## Exercise brief
Show, from the records below, all lines that contain the word "Tópicos".

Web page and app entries
▬▬▬

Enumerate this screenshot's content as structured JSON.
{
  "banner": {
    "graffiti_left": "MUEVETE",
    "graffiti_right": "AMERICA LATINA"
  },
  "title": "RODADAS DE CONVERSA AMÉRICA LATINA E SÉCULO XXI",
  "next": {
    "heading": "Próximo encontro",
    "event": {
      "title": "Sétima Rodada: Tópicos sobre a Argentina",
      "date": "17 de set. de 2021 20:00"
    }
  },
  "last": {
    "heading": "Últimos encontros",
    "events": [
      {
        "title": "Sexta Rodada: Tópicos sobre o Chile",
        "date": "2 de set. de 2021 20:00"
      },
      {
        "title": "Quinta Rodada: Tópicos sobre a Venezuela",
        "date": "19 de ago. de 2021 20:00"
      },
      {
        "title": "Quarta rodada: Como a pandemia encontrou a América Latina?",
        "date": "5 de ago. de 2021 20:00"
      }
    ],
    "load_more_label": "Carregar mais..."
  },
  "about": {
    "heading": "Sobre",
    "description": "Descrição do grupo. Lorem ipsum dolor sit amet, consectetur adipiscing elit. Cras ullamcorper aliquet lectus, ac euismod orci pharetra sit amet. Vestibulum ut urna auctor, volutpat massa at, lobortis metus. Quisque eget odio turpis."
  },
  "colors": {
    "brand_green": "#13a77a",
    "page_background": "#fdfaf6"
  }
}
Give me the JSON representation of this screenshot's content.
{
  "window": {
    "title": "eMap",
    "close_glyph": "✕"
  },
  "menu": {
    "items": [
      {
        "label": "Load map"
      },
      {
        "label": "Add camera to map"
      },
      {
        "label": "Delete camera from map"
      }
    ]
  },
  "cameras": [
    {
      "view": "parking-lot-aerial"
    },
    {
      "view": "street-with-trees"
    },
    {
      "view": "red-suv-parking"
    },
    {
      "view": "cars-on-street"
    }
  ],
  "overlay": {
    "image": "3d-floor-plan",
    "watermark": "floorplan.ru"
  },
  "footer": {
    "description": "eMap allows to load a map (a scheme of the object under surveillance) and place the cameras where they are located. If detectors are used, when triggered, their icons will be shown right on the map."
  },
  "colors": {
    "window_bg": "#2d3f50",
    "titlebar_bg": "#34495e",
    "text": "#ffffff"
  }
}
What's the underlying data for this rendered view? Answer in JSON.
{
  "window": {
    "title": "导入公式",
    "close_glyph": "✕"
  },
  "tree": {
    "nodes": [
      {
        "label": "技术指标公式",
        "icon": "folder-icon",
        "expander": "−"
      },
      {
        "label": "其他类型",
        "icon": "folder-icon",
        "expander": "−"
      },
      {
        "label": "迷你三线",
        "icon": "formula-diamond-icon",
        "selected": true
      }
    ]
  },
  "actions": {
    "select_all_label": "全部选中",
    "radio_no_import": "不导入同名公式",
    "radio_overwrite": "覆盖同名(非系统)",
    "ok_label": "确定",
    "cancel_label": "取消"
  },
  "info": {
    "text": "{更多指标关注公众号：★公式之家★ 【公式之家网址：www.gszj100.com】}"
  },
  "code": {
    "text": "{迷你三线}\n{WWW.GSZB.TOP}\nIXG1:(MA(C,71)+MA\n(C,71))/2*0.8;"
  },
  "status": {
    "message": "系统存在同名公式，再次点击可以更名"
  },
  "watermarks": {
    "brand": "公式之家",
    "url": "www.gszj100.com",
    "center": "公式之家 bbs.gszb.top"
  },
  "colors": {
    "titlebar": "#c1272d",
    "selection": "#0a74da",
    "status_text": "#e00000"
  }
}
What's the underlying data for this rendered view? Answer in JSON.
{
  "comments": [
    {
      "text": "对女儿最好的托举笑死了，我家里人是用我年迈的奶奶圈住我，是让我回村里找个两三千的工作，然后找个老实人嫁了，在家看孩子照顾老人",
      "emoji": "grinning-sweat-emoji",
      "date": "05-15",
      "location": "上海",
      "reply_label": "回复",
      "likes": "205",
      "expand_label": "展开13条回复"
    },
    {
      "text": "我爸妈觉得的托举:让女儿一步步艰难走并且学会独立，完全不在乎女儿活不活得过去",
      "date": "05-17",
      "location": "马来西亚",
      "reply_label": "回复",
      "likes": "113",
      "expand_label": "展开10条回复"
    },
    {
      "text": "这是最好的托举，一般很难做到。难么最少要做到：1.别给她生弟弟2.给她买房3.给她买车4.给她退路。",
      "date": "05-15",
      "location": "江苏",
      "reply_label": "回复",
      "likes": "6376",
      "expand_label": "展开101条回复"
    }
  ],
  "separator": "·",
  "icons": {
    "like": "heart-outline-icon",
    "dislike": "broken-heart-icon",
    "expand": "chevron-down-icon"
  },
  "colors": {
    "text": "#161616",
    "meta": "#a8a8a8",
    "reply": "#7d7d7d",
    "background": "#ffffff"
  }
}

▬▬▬

## Answer for the task
      "title": "Sétima Rodada: Tópicos sobre a Argentina",
        "title": "Sexta Rodada: Tópicos sobre o Chile",
        "title": "Quinta Rodada: Tópicos sobre a Venezuela",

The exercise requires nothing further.